    I changed the address. Here are my remarks after being kicked off of White’s chat forum for holding to this view of the Trinity! It was crazy. White actually banned me forever from his chat forum for disagreeing with him on this very issue!

  9. TheColonel July 15, 2010 at 2:58 pm #

    My son (a JW, unfortunately!) suggested this website because he and I have had ongoing discussions about the nature of God as Trinity. There’s a whole lot of back story to all this, but I don’t want to go there. Let me just say that I think that John Frame, in his second paragraph (next to last and fourth from last sentences) equivocates on the word \God\. It seems logical to me that \God\ can be understood as being either subjective or objective. For example, we could say, \Only Yahweh is the true God.\ Here, \God\ essentially speaks of nature or essence. I could even envision being in a conversation with someone and saying more colloquially, \Only God is God!\ Here in one sentence, \God\ is used two ways, the later referring more to the nature of a particular entity we know as God/Yahweh.

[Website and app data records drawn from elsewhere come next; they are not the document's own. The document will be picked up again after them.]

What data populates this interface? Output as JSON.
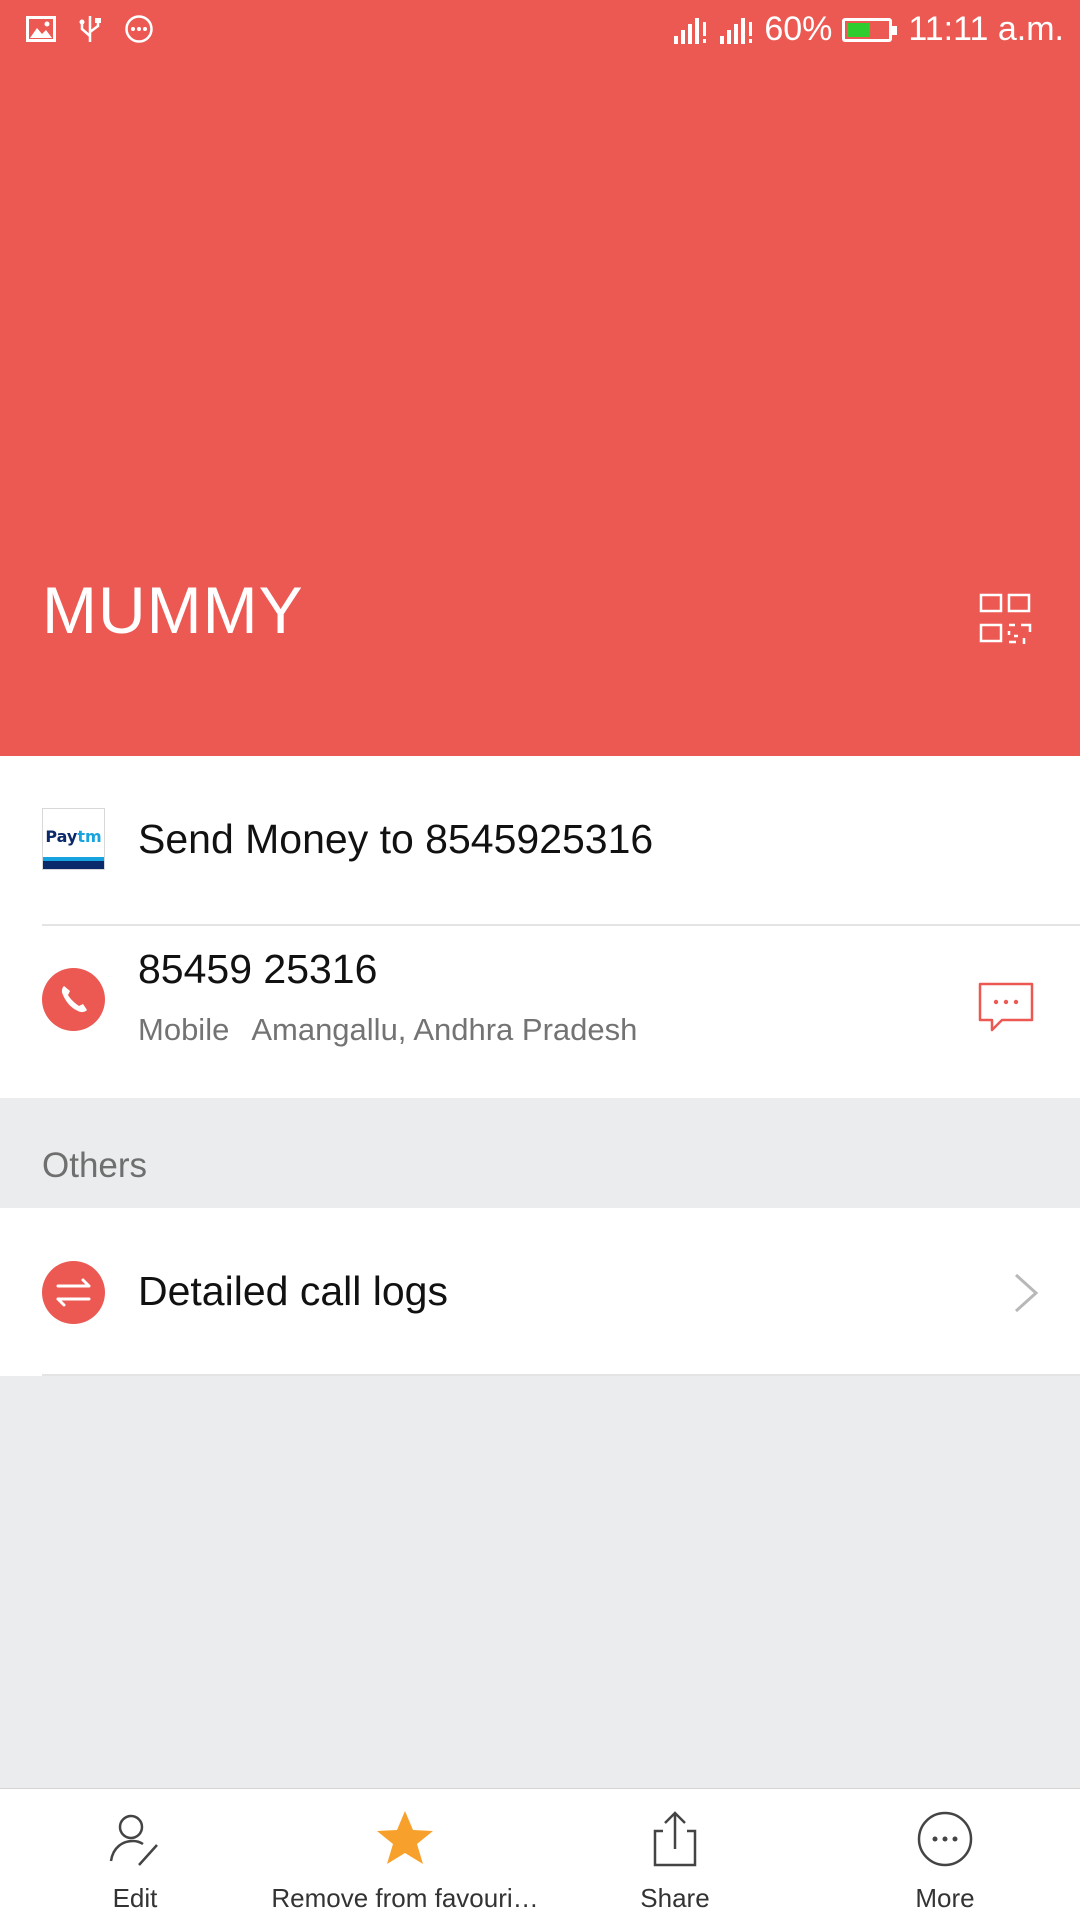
{
  "status_bar": {
    "battery_percent": "60%",
    "battery_level": 0.6,
    "time": "11:11 a.m.",
    "icons": [
      "image-icon",
      "usb-icon",
      "more-notifications-icon",
      "signal-icon",
      "signal-icon"
    ]
  },
  "contact": {
    "name": "MUMMY"
  },
  "paytm": {
    "label": "Send Money to 8545925316"
  },
  "phone": {
    "number": "85459 25316",
    "type": "Mobile",
    "location": "Amangallu, Andhra Pradesh"
  },
  "others": {
    "section_title": "Others",
    "call_logs_label": "Detailed call logs"
  },
  "bottom_bar": {
    "edit_label": "Edit",
    "favourite_label": "Remove from favouri…",
    "share_label": "Share",
    "more_label": "More"
  },
  "colors": {
    "accent": "#ec5953",
    "star": "#f7a12c",
    "background": "#ebeced"
  }
}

    So, my objection is that Frame, in the cited paragraph used \God\ the first time in an objective sense (He’s essentially describing a category of thought.) and the second time in a subjective sense (the \Person\ of God?!) and tried to equate the two….which, speaking logically, is what’s called an informal fallacy. I actually don’t have a problem using the idea of one \what\ and three \whos\ as long as you define your terms with those you’re engaging in debate.

    In any case, the bottom line is that I’m wondering why my son sent me here. I know that James White’s description of the Trinity is not always helpful when you’re defending the revealed triune God against a typical (much less a well-trained/experienced) Witness. But, it seems to me that everyone who commented above was thoroughly supportive of the Trinity, and I appreciate very much the comments regarding the mysteries of the faith and Frame’s last sentence.

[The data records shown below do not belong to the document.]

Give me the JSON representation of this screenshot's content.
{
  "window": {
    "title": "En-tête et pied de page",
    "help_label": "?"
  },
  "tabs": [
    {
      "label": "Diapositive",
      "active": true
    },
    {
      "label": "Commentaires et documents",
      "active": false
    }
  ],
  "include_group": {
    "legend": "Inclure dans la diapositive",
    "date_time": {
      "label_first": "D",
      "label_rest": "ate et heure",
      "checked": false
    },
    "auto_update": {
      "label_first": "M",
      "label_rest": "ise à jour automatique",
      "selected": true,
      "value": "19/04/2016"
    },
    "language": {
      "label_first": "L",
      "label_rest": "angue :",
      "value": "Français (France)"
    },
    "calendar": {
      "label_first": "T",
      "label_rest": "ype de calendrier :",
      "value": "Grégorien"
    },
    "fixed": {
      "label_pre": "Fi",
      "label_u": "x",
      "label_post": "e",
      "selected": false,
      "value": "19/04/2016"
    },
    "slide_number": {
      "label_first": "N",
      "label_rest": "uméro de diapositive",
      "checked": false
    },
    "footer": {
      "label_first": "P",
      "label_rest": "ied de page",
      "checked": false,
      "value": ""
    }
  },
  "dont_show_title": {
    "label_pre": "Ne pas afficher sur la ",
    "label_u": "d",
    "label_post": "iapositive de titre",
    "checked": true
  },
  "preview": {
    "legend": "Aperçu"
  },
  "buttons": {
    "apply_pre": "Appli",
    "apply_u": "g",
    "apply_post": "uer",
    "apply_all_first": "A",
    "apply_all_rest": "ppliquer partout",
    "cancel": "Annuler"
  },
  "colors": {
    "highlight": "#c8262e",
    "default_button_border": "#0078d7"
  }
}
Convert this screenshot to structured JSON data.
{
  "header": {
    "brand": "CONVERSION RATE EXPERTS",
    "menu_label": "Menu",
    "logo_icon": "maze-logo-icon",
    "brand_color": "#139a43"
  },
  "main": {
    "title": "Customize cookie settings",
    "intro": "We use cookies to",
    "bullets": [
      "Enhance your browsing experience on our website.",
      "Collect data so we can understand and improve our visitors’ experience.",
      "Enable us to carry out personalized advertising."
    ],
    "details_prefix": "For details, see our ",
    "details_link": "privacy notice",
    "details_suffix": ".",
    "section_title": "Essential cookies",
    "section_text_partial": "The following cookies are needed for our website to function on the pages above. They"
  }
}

    • Cameron July 16, 2010 at 11:45 am #

      TheColonel, I assume it’s a good thing your son brought you here, because many JW will point out to Christians that they are somewhat sub-consciously tri-theists since they don’t believe that Yahweh in his oneness is a person, but an abstract being. So maybe at least your son, as JW, realizes that Christians have answers for these types of accusations.

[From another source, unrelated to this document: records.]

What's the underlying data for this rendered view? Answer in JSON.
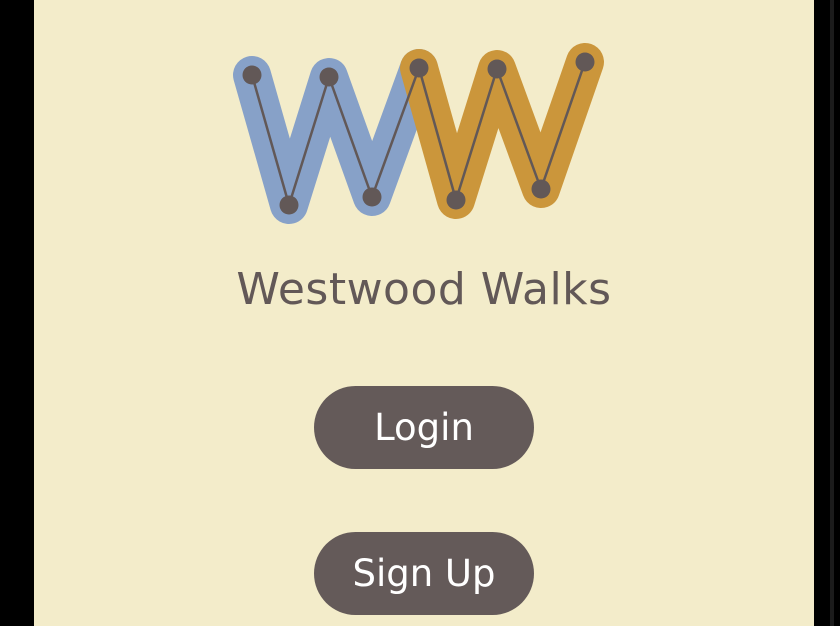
{
  "app": {
    "title": "Westwood Walks"
  },
  "actions": {
    "login_label": "Login",
    "signup_label": "Sign Up"
  },
  "logo": {
    "icon": "westwood-walks-ww-logo",
    "text": "WW"
  },
  "colors": {
    "background": "#f3ecca",
    "text": "#625857",
    "button": "#645a59",
    "button_text": "#ffffff",
    "logo_blue": "#87a1c8",
    "logo_gold": "#cb963b",
    "logo_node": "#625857"
  }
}
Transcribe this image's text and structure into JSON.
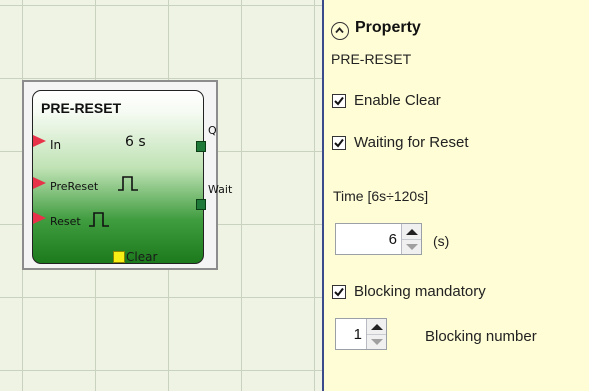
{
  "canvas": {
    "block": {
      "title": "PRE-RESET",
      "inputs": [
        "In",
        "PreReset",
        "Reset"
      ],
      "time_value": "6 s",
      "outputs": [
        "Q",
        "Wait"
      ],
      "clear_pin": "Clear",
      "colors": {
        "input_pin": "#e8324a",
        "output_pin": "#1f7a3a",
        "clear_pin": "#f6ee14"
      }
    }
  },
  "property_panel": {
    "title": "Property",
    "block_name": "PRE-RESET",
    "enable_clear": {
      "label": "Enable Clear",
      "checked": true
    },
    "waiting_for_reset": {
      "label": "Waiting for Reset",
      "checked": true
    },
    "time": {
      "label": "Time [6s÷120s]",
      "value": "6",
      "unit": "(s)"
    },
    "blocking_mandatory": {
      "label": "Blocking mandatory",
      "checked": true
    },
    "blocking_number": {
      "value": "1",
      "label": "Blocking number"
    },
    "background": "#fffdd6"
  }
}
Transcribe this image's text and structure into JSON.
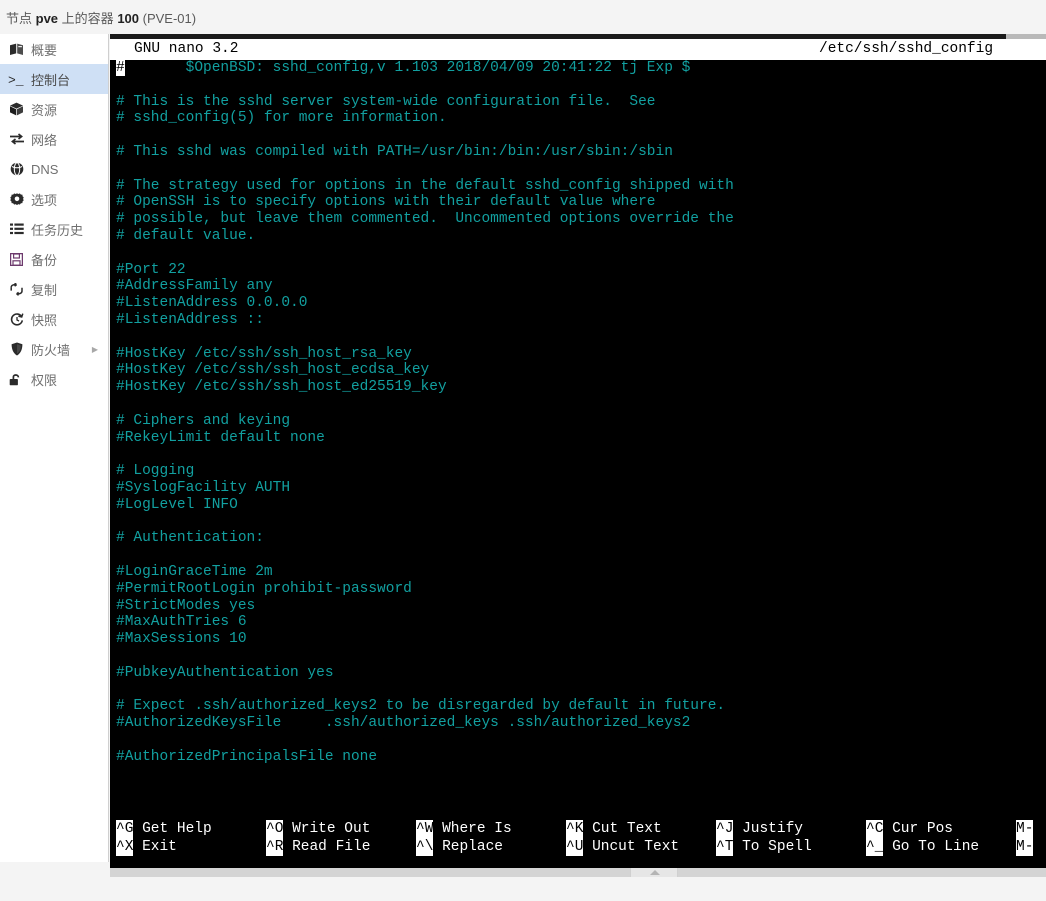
{
  "breadcrumb": {
    "prefix": "节点",
    "node": "pve",
    "middle": "上的容器",
    "vmid": "100",
    "name": "(PVE-01)",
    "full": "节点 pve 上的容器 100 (PVE-01)"
  },
  "sidebar": {
    "items": [
      {
        "label": "概要",
        "icon": "book-icon",
        "selected": false,
        "arrow": false
      },
      {
        "label": "控制台",
        "icon": "terminal-icon",
        "selected": true,
        "arrow": false
      },
      {
        "label": "资源",
        "icon": "cube-icon",
        "selected": false,
        "arrow": false
      },
      {
        "label": "网络",
        "icon": "network-icon",
        "selected": false,
        "arrow": false
      },
      {
        "label": "DNS",
        "icon": "globe-icon",
        "selected": false,
        "arrow": false
      },
      {
        "label": "选项",
        "icon": "gear-icon",
        "selected": false,
        "arrow": false
      },
      {
        "label": "任务历史",
        "icon": "list-icon",
        "selected": false,
        "arrow": false
      },
      {
        "label": "备份",
        "icon": "floppy-icon",
        "selected": false,
        "arrow": false
      },
      {
        "label": "复制",
        "icon": "replicate-icon",
        "selected": false,
        "arrow": false
      },
      {
        "label": "快照",
        "icon": "clock-icon",
        "selected": false,
        "arrow": false
      },
      {
        "label": "防火墙",
        "icon": "shield-icon",
        "selected": false,
        "arrow": true
      },
      {
        "label": "权限",
        "icon": "unlock-icon",
        "selected": false,
        "arrow": false
      }
    ]
  },
  "terminal": {
    "editor_title": "GNU nano 3.2",
    "file_path": "/etc/ssh/sshd_config",
    "cursor_char": "#",
    "colors": {
      "background": "#000000",
      "text": "#12a0a0",
      "titlebar_bg": "#ffffff",
      "titlebar_fg": "#000000",
      "shortcut_fg": "#ffffff",
      "accent_selected": "#cfe0f5"
    },
    "lines": [
      "#\t$OpenBSD: sshd_config,v 1.103 2018/04/09 20:41:22 tj Exp $",
      "",
      "# This is the sshd server system-wide configuration file.  See",
      "# sshd_config(5) for more information.",
      "",
      "# This sshd was compiled with PATH=/usr/bin:/bin:/usr/sbin:/sbin",
      "",
      "# The strategy used for options in the default sshd_config shipped with",
      "# OpenSSH is to specify options with their default value where",
      "# possible, but leave them commented.  Uncommented options override the",
      "# default value.",
      "",
      "#Port 22",
      "#AddressFamily any",
      "#ListenAddress 0.0.0.0",
      "#ListenAddress ::",
      "",
      "#HostKey /etc/ssh/ssh_host_rsa_key",
      "#HostKey /etc/ssh/ssh_host_ecdsa_key",
      "#HostKey /etc/ssh/ssh_host_ed25519_key",
      "",
      "# Ciphers and keying",
      "#RekeyLimit default none",
      "",
      "# Logging",
      "#SyslogFacility AUTH",
      "#LogLevel INFO",
      "",
      "# Authentication:",
      "",
      "#LoginGraceTime 2m",
      "#PermitRootLogin prohibit-password",
      "#StrictModes yes",
      "#MaxAuthTries 6",
      "#MaxSessions 10",
      "",
      "#PubkeyAuthentication yes",
      "",
      "# Expect .ssh/authorized_keys2 to be disregarded by default in future.",
      "#AuthorizedKeysFile\t.ssh/authorized_keys .ssh/authorized_keys2",
      "",
      "#AuthorizedPrincipalsFile none"
    ],
    "shortcuts": [
      {
        "key1": "^G",
        "label1": "Get Help",
        "key2": "^X",
        "label2": "Exit"
      },
      {
        "key1": "^O",
        "label1": "Write Out",
        "key2": "^R",
        "label2": "Read File"
      },
      {
        "key1": "^W",
        "label1": "Where Is",
        "key2": "^\\",
        "label2": "Replace"
      },
      {
        "key1": "^K",
        "label1": "Cut Text",
        "key2": "^U",
        "label2": "Uncut Text"
      },
      {
        "key1": "^J",
        "label1": "Justify",
        "key2": "^T",
        "label2": "To Spell"
      },
      {
        "key1": "^C",
        "label1": "Cur Pos",
        "key2": "^_",
        "label2": "Go To Line"
      },
      {
        "key1": "M-",
        "label1": "",
        "key2": "M-",
        "label2": ""
      }
    ]
  }
}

      I agree with you that “one what and three persons” needs clarification, but ALSO so does “one person and three persons”!

      The major problem with JW’s is that they place the traditions of the WTS over reading Scripture in context, grammatically correct, and consistently. For example, when you take them to Mat 1:23 which refers to Jesus as “o theos” (the God), what do they do? They go to other passages which they think show he’s NOT God. Here’s what you have to say next. “I’ve reconciled the passage you’re showing me which doesn’t explicitly say he’s not God, with the passage I showed you which explicitly says he is God. You need to reconcile those too, otherwise you’re having lunch line theology where you pick and choose which verses you want to tell you about Jesus while ignoring others.” Then you need to repeat this a 1000 times and pray to God they eventually admit it.

      The reason JW’s don’t admit it though is because they are “bible readers”, NOT “bible students”. They’re only “WTS students”.

      I showed a JW once that John 12:41 proves that Christ is Yahweh in the OT, and they actually said that in verse 41 the pronoun “him” changes to refer to Yahweh, not Christ. This is so silly and a desperate try because the surrounding pronouns seemlesly refer to Christ, and there is never a break to allow the pronouns refer to anyone else. That is basic Greek.

      I’ll be praying for your son. The truth is always better when it’s true.

      • Gene July 17, 2015 at 5:58 pm #

        In this though experiment if one could bypass the Father, Son, and Holy Spirit and only interact with the Godhead (Where they all come together) would the Godhead actually be personal. It seems to me the Godhead (what) is personal through the 3 persons (who) of God. In scripture most of the time when God is mentioned it usually means the Father but can be including all three.

        WL Craig uses an analogy of Cerberus. I would see each head as personal but the common body would not be.